Dataset entries:
__________

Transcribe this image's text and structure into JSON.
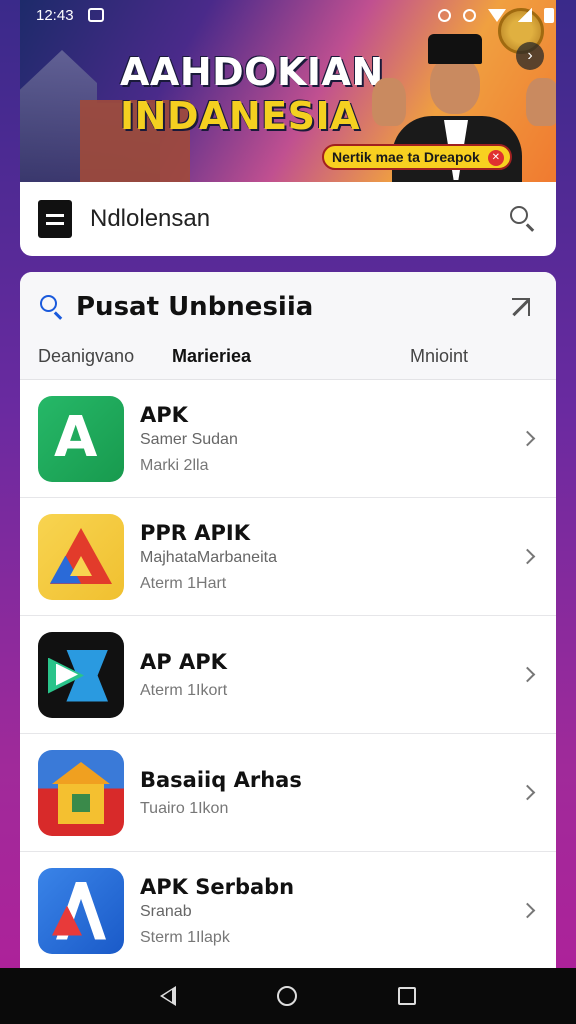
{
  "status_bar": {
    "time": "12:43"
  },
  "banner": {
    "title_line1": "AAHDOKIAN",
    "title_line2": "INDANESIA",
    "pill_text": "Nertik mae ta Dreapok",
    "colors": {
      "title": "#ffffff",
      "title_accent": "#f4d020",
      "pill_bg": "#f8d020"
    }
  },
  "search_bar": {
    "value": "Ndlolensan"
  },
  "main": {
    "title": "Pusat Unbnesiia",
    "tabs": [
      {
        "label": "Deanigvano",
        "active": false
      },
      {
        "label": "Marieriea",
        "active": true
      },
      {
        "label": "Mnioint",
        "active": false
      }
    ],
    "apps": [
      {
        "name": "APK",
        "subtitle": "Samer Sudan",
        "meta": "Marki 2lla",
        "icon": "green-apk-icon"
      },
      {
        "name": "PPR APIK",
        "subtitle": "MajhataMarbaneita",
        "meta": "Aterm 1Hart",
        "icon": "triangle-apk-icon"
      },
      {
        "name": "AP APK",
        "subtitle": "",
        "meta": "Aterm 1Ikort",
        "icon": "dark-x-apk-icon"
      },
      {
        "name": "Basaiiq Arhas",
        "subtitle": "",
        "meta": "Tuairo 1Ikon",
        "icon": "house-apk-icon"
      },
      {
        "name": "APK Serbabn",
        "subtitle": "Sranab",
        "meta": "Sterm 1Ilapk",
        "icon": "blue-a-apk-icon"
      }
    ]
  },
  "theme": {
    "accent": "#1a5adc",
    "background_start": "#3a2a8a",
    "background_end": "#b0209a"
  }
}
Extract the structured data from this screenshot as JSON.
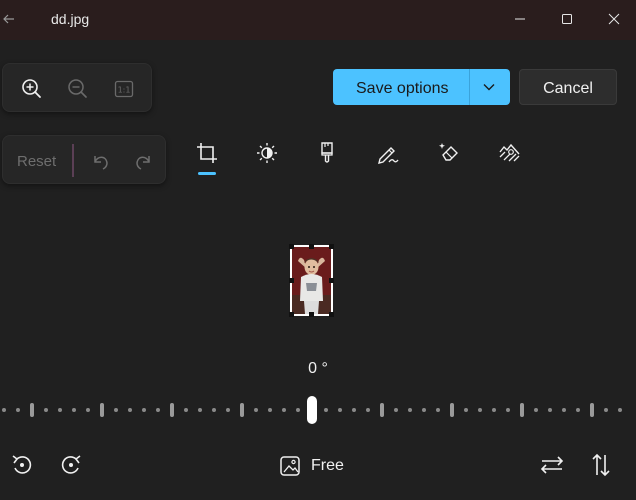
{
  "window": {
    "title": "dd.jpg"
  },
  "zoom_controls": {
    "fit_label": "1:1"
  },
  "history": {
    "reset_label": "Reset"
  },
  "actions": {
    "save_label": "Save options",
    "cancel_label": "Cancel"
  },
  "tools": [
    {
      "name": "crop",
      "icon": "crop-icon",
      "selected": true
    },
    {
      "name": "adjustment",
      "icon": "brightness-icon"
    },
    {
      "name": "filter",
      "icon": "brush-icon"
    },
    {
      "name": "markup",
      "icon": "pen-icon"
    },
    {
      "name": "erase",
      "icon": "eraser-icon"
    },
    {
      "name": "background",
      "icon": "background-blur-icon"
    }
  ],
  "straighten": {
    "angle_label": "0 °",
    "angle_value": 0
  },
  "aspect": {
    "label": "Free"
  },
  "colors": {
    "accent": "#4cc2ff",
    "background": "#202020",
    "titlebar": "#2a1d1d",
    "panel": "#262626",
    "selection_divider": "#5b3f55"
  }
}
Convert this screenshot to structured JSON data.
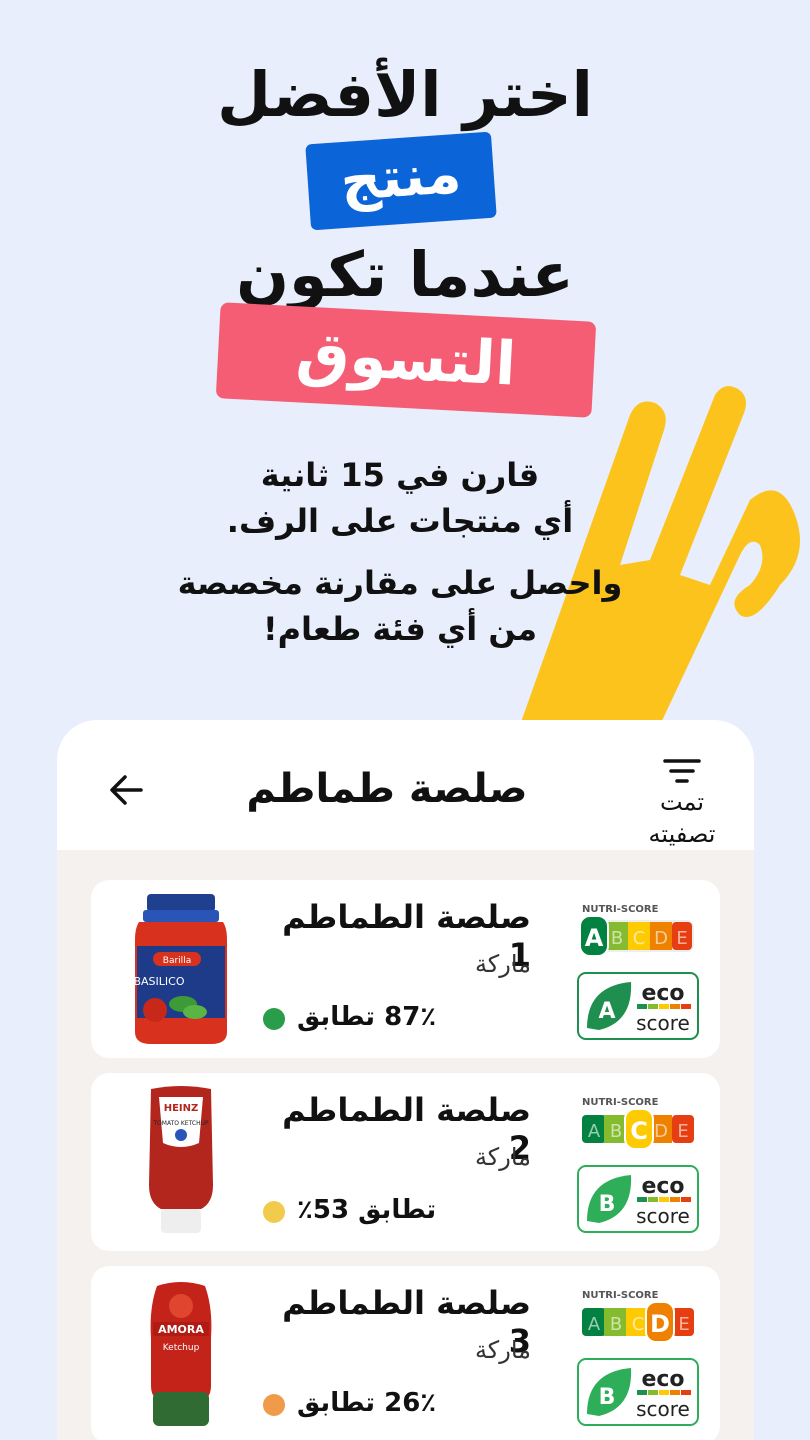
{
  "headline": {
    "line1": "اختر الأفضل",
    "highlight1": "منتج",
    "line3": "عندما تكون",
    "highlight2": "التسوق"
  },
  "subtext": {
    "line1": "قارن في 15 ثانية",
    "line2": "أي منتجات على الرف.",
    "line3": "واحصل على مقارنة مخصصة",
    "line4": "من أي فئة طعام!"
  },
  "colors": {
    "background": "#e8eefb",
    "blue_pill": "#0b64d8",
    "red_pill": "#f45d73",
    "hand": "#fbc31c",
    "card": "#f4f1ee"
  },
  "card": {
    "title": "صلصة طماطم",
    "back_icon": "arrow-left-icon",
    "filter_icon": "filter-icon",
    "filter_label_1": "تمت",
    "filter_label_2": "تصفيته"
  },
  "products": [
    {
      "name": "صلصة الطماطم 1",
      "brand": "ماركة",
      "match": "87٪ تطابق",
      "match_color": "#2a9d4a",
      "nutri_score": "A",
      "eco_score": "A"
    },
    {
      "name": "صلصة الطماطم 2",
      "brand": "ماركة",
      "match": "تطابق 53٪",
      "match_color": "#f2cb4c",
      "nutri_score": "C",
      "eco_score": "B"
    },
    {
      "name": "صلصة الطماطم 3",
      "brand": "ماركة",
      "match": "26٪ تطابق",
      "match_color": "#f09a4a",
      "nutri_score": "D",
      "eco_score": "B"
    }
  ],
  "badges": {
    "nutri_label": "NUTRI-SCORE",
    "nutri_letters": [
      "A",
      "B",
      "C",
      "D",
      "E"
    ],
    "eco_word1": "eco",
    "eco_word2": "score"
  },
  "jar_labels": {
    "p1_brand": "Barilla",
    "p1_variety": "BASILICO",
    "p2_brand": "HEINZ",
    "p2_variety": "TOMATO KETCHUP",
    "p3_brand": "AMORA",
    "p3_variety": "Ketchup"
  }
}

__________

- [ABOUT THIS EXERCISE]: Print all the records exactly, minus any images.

- [EXERCISE RESPONSE]:
Transcribe this image's text and structure into JSON.
{
  "status_bar": {
    "time": "12:43"
  },
  "banner": {
    "title_line1": "AAHDOKIAN",
    "title_line2": "INDANESIA",
    "pill_text": "Nertik mae ta Dreapok",
    "colors": {
      "title": "#ffffff",
      "title_accent": "#f4d020",
      "pill_bg": "#f8d020"
    }
  },
  "search_bar": {
    "value": "Ndlolensan"
  },
  "main": {
    "title": "Pusat Unbnesiia",
    "tabs": [
      {
        "label": "Deanigvano",
        "active": false
      },
      {
        "label": "Marieriea",
        "active": true
      },
      {
        "label": "Mnioint",
        "active": false
      }
    ],
    "apps": [
      {
        "name": "APK",
        "subtitle": "Samer Sudan",
        "meta": "Marki 2lla",
        "icon": "green-apk-icon"
      },
      {
        "name": "PPR APIK",
        "subtitle": "MajhataMarbaneita",
        "meta": "Aterm 1Hart",
        "icon": "triangle-apk-icon"
      },
      {
        "name": "AP APK",
        "subtitle": "",
        "meta": "Aterm 1Ikort",
        "icon": "dark-x-apk-icon"
      },
      {
        "name": "Basaiiq Arhas",
        "subtitle": "",
        "meta": "Tuairo 1Ikon",
        "icon": "house-apk-icon"
      },
      {
        "name": "APK Serbabn",
        "subtitle": "Sranab",
        "meta": "Sterm 1Ilapk",
        "icon": "blue-a-apk-icon"
      }
    ]
  },
  "theme": {
    "accent": "#1a5adc",
    "background_start": "#3a2a8a",
    "background_end": "#b0209a"
  }
}
Extract the structured data from this screenshot as JSON.
{
  "window": {
    "title": "dd.jpg"
  },
  "zoom_controls": {
    "fit_label": "1:1"
  },
  "history": {
    "reset_label": "Reset"
  },
  "actions": {
    "save_label": "Save options",
    "cancel_label": "Cancel"
  },
  "tools": [
    {
      "name": "crop",
      "icon": "crop-icon",
      "selected": true
    },
    {
      "name": "adjustment",
      "icon": "brightness-icon"
    },
    {
      "name": "filter",
      "icon": "brush-icon"
    },
    {
      "name": "markup",
      "icon": "pen-icon"
    },
    {
      "name": "erase",
      "icon": "eraser-icon"
    },
    {
      "name": "background",
      "icon": "background-blur-icon"
    }
  ],
  "straighten": {
    "angle_label": "0 °",
    "angle_value": 0
  },
  "aspect": {
    "label": "Free"
  },
  "colors": {
    "accent": "#4cc2ff",
    "background": "#202020",
    "titlebar": "#2a1d1d",
    "panel": "#262626",
    "selection_divider": "#5b3f55"
  }
}
Convert this screenshot to structured JSON data.
{
  "headline": {
    "line1": "اختر الأفضل",
    "highlight1": "منتج",
    "line3": "عندما تكون",
    "highlight2": "التسوق"
  },
  "subtext": {
    "line1": "قارن في 15 ثانية",
    "line2": "أي منتجات على الرف.",
    "line3": "واحصل على مقارنة مخصصة",
    "line4": "من أي فئة طعام!"
  },
  "colors": {
    "background": "#e8eefb",
    "blue_pill": "#0b64d8",
    "red_pill": "#f45d73",
    "hand": "#fbc31c",
    "card": "#f4f1ee"
  },
  "card": {
    "title": "صلصة طماطم",
    "back_icon": "arrow-left-icon",
    "filter_icon": "filter-icon",
    "filter_label_1": "تمت",
    "filter_label_2": "تصفيته"
  },
  "products": [
    {
      "name": "صلصة الطماطم 1",
      "brand": "ماركة",
      "match": "87٪ تطابق",
      "match_color": "#2a9d4a",
      "nutri_score": "A",
      "eco_score": "A"
    },
    {
      "name": "صلصة الطماطم 2",
      "brand": "ماركة",
      "match": "تطابق 53٪",
      "match_color": "#f2cb4c",
      "nutri_score": "C",
      "eco_score": "B"
    },
    {
      "name": "صلصة الطماطم 3",
      "brand": "ماركة",
      "match": "26٪ تطابق",
      "match_color": "#f09a4a",
      "nutri_score": "D",
      "eco_score": "B"
    }
  ],
  "badges": {
    "nutri_label": "NUTRI-SCORE",
    "nutri_letters": [
      "A",
      "B",
      "C",
      "D",
      "E"
    ],
    "eco_word1": "eco",
    "eco_word2": "score"
  },
  "jar_labels": {
    "p1_brand": "Barilla",
    "p1_variety": "BASILICO",
    "p2_brand": "HEINZ",
    "p2_variety": "TOMATO KETCHUP",
    "p3_brand": "AMORA",
    "p3_variety": "Ketchup"
  }
}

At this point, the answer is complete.